* _To do_: Search the records for the word "JSON". Copy every line where it appears.

Records from a dataset:
◇ ◇ ◇ ◇ ◇ ◇ ◇
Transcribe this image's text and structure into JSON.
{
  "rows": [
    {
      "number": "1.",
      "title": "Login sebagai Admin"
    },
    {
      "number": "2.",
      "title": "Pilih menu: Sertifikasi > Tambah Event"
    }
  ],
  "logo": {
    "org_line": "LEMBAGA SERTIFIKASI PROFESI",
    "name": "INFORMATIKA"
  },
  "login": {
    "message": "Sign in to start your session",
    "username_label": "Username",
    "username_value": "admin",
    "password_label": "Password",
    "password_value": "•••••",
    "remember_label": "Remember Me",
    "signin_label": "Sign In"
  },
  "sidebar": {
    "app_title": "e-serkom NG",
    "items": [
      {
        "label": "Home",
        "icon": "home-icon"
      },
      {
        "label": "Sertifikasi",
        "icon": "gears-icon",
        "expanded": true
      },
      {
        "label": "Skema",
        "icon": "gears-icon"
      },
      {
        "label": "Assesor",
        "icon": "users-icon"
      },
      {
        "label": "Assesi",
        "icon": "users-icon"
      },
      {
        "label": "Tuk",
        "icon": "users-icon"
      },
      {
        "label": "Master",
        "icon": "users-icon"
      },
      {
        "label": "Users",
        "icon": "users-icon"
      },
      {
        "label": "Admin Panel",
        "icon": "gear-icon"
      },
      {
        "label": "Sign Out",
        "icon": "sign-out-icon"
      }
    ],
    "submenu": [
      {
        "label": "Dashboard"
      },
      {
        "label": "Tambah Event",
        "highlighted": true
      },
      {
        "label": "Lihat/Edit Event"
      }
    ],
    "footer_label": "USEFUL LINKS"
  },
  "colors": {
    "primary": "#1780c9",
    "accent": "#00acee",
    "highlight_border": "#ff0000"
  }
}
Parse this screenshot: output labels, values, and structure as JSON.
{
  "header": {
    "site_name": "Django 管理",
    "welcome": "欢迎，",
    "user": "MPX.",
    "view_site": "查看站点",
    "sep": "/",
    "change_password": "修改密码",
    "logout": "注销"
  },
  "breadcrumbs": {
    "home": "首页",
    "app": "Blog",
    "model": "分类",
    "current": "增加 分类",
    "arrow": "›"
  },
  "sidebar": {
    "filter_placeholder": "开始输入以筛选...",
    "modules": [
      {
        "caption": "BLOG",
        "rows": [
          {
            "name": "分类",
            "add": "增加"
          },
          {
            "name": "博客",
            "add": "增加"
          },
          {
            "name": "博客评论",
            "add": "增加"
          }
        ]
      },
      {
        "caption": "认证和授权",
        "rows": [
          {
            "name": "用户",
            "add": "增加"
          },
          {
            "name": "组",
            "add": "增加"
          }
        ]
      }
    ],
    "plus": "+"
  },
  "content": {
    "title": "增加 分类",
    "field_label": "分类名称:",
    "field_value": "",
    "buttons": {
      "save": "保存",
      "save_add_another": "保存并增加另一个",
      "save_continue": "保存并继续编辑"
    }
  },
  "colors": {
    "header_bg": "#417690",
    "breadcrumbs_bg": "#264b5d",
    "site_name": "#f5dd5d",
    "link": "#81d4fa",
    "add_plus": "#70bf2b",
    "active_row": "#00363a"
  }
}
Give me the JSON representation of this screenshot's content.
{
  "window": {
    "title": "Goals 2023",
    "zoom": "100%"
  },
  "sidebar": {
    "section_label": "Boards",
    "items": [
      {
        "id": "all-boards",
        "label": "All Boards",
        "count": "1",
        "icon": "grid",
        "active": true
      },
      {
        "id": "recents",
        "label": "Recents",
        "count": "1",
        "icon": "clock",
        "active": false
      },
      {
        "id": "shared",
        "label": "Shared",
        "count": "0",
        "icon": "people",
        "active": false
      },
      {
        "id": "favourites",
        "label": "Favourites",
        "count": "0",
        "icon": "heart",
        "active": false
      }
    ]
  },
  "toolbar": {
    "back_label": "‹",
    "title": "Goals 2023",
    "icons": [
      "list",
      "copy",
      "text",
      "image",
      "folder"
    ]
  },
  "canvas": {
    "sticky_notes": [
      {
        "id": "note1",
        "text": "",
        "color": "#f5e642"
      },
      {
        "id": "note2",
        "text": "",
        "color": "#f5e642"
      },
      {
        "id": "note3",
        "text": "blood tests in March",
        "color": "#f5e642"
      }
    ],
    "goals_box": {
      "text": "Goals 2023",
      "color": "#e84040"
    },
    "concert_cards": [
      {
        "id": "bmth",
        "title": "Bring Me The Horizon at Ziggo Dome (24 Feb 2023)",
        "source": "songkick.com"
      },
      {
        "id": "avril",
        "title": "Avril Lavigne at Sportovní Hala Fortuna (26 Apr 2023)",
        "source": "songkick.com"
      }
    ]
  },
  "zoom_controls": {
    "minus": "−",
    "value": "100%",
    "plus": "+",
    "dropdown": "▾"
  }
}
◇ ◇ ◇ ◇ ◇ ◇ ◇
* _Solution for this problem_:
Transcribe this image's text and structure into JSON.
Parse this screenshot: output labels, values, and structure as JSON.
Give me the JSON representation of this screenshot's content.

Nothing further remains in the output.